* Task material:
------------------------------
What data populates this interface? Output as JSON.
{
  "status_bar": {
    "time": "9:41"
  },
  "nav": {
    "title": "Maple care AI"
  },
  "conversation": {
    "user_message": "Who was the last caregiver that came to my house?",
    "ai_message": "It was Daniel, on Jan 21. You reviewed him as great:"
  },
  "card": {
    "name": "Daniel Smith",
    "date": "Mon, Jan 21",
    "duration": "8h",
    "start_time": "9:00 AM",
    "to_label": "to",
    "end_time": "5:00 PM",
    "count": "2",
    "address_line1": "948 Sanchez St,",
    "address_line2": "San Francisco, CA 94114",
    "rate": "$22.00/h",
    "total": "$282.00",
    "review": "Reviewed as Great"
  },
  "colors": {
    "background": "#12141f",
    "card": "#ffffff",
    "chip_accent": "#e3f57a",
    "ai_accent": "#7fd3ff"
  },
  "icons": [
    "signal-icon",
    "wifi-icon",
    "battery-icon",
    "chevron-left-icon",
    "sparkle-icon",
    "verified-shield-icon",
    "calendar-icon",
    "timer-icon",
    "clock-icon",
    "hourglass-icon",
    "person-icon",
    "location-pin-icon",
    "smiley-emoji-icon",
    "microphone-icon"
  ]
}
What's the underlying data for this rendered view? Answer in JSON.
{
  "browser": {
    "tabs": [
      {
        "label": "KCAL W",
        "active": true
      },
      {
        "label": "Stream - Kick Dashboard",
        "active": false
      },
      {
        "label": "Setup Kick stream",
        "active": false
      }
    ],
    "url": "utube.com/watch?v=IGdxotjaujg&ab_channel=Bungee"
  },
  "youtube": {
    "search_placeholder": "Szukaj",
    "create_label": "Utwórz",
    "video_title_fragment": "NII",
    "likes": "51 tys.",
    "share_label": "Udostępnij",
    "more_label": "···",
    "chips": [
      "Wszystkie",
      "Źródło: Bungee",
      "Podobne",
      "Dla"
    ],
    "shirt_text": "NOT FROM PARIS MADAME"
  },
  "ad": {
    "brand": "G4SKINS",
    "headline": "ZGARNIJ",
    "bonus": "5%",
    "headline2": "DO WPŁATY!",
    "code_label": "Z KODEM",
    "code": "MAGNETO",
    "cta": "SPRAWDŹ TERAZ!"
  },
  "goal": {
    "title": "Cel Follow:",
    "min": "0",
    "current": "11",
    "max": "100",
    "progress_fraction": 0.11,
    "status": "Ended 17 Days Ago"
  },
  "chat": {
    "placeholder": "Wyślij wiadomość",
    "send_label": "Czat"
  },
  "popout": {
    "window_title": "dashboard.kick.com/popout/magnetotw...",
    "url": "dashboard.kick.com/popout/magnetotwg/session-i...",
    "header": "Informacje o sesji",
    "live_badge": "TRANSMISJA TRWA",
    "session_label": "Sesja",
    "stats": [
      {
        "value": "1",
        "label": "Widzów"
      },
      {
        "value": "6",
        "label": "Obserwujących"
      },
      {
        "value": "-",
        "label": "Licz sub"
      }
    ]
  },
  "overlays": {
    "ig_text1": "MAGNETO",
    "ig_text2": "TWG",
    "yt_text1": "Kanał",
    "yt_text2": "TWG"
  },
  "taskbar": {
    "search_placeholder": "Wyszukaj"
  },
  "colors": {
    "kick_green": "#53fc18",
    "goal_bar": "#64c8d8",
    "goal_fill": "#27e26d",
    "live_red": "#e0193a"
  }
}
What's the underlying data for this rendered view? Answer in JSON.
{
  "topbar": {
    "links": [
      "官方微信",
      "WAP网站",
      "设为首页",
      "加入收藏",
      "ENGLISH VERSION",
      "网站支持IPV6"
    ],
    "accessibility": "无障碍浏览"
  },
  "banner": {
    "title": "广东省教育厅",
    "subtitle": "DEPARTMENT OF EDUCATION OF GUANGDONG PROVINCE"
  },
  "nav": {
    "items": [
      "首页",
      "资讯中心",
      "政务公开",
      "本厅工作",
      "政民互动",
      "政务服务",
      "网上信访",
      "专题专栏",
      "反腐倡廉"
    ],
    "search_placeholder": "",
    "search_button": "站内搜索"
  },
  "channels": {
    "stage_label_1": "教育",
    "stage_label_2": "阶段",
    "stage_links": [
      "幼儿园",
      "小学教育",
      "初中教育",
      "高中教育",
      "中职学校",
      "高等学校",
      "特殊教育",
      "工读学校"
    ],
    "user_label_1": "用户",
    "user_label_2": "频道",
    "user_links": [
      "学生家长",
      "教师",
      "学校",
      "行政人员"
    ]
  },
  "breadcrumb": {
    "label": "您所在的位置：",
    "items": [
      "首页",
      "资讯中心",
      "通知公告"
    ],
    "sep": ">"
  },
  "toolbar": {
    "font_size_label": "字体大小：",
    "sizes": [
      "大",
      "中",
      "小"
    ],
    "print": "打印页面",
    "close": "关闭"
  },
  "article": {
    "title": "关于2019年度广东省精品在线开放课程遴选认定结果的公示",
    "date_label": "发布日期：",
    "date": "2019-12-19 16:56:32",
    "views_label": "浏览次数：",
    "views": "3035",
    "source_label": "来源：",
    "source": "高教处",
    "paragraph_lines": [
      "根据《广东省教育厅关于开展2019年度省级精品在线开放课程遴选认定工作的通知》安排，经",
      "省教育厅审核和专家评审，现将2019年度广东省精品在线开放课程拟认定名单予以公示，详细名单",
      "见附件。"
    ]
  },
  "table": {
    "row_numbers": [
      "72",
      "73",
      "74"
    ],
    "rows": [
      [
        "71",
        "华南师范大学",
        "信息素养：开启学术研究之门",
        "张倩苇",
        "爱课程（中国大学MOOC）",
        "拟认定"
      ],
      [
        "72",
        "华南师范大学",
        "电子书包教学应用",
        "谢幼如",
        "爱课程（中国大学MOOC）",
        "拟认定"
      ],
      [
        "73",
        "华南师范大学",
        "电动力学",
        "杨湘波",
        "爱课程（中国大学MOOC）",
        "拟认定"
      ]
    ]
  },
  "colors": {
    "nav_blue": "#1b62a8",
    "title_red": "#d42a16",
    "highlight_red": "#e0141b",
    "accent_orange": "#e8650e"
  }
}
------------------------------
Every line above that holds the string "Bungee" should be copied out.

    "url": "utube.com/watch?v=IGdxotjaujg&ab_channel=Bungee"
      "Źródło: Bungee",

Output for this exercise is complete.